- Ask your students to explain why, based on their reading and research, the ethnic Albanians and Serbs both feel that Kosovo should be theirs. Why don't the Albanians simply move to Albania? Why don't the Serbs just agree to share the land? Challenge your students to think of similar examples both in current world events and in American history.
- Finish the exercise with a journal or creative writing exercise. Do your students feel basically safe at home? At school? In the community? Why or why not? How would they feel if an armed, hostile group occupied their community?
A Matter of Perspective
- Start by asking your students what the narrative perspective is in Girl of Kosovo. Once they have provided that it is the first-person-limited perspective, ask them to brainstorm how the story might have been different if it had been told in a different perspective. How would the narrative change if it were told from the third-person-omniscient perspective? How would it be different if it were told by another character's first-person-limited perspective?
- Based on clues from the book, discuss the perspectives and beliefs that the other characters in the book have towards the events that take place in Kosovo. Examine Zana's mother, her father, Ilir, Luan, Uncle Vizar, Lena, Lena's parents, the Serbian police, and Dr. Rob.
- Ask your students what their own opinions are about the events described in Girl of Kosovo. Where do their sympathies lie? Can they make any absolute judgments about right and wrong in this story? Challenge them to play devil's advocate to their own beliefs. (Explain the phrase devil's advocate — arguing the less-accepted viewpoint.)
- Finally, bring the discussion to a close by asking your students to imagine how peace might finally come to the Balkans. How do the opinions of the characters in Girl of Kosovo prevent the peace process? What would need to change?
What occurred to the Albanians in Kosovo is an example of ethnic cleansing. Can your students think of other historically similar situations? This discussion will require research (books, articles, the Internet). (Some answers may include: the Armenian genocide by the Ottoman-Turks; the Holocaust in Europe/Nazis; the Cambodians during the reign of the Khmer-Rouge; the Indonesian invasion in East Timor; the Tutsi genocide in Rwanda.) Does history repeat itself?
Meet a Young Immigrant
Meet Vedron. He was born in Vogosca, Yugoslavia, and now lives in Paterson, New Jersey.
Other Stories About Children Caught in the Balkan Conflict
Zlata's Diary: A Child's Life in Sarajevo
by Zlata Filipovic
Zlata's diary begins like a typical 11-year-old, with birthday parties, piano lessons, school stories, and a happy life with friends and family. But Zlata's life completely changes as her home city of Sarajevo is destroyed by war. She writes about hiding during bombings, the death of friends, and constant fear and hunger, as well as her hatred of this terrible war.

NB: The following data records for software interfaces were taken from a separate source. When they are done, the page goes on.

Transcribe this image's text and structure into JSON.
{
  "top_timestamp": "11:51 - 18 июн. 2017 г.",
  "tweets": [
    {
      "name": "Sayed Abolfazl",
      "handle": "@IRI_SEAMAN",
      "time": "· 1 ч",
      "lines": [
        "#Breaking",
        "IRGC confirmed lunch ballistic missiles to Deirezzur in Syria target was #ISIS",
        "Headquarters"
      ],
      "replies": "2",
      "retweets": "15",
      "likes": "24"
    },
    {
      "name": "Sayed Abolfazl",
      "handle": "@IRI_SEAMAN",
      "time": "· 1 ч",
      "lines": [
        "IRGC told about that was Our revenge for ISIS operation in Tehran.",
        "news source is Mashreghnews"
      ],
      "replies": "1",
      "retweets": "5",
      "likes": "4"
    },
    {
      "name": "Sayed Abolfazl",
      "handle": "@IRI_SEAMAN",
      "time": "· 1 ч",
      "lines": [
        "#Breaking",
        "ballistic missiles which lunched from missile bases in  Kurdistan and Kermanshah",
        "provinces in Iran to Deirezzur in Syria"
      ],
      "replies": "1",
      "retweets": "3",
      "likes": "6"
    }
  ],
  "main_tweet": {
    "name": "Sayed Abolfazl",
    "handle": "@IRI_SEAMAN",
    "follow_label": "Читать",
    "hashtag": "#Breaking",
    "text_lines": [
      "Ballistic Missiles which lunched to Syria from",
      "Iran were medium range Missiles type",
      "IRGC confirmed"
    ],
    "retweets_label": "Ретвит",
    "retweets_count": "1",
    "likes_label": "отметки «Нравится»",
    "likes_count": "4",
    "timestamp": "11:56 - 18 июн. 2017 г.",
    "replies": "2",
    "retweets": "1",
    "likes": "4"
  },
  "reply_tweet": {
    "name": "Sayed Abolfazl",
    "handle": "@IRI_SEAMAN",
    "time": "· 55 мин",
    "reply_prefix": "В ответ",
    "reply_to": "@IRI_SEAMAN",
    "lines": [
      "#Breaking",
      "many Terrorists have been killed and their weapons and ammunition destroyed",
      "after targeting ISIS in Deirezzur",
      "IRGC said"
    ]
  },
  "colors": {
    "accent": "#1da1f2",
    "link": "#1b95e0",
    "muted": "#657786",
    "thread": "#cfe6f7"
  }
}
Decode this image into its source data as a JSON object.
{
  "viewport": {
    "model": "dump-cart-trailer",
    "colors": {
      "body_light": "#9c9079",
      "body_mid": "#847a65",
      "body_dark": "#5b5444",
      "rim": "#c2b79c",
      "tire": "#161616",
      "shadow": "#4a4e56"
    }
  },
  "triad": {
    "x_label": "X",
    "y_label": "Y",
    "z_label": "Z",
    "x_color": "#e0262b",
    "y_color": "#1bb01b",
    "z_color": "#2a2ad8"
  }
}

by Alice Mead
The author of Girl of Kosovo has spent a lot of time working with children in Kosovo, and this is another story based on her experiences there. The Albanians in Kosovo are heavily persecuted, but 14-year-old Adem tries to live a normal life. But when his sister is gunned down by Serbians after reading a protest poem, Adem is wracked with guilt as he struggles to understand why people hate and abuse each other.
Other Books by Alice Mead
Junebug and the Reverend
Junebug in Trouble
Crossing the Starlight Bridge
Year of No Rain
Walking the Edge
Teaching plan by Beth Doty and Jennifer Kushner.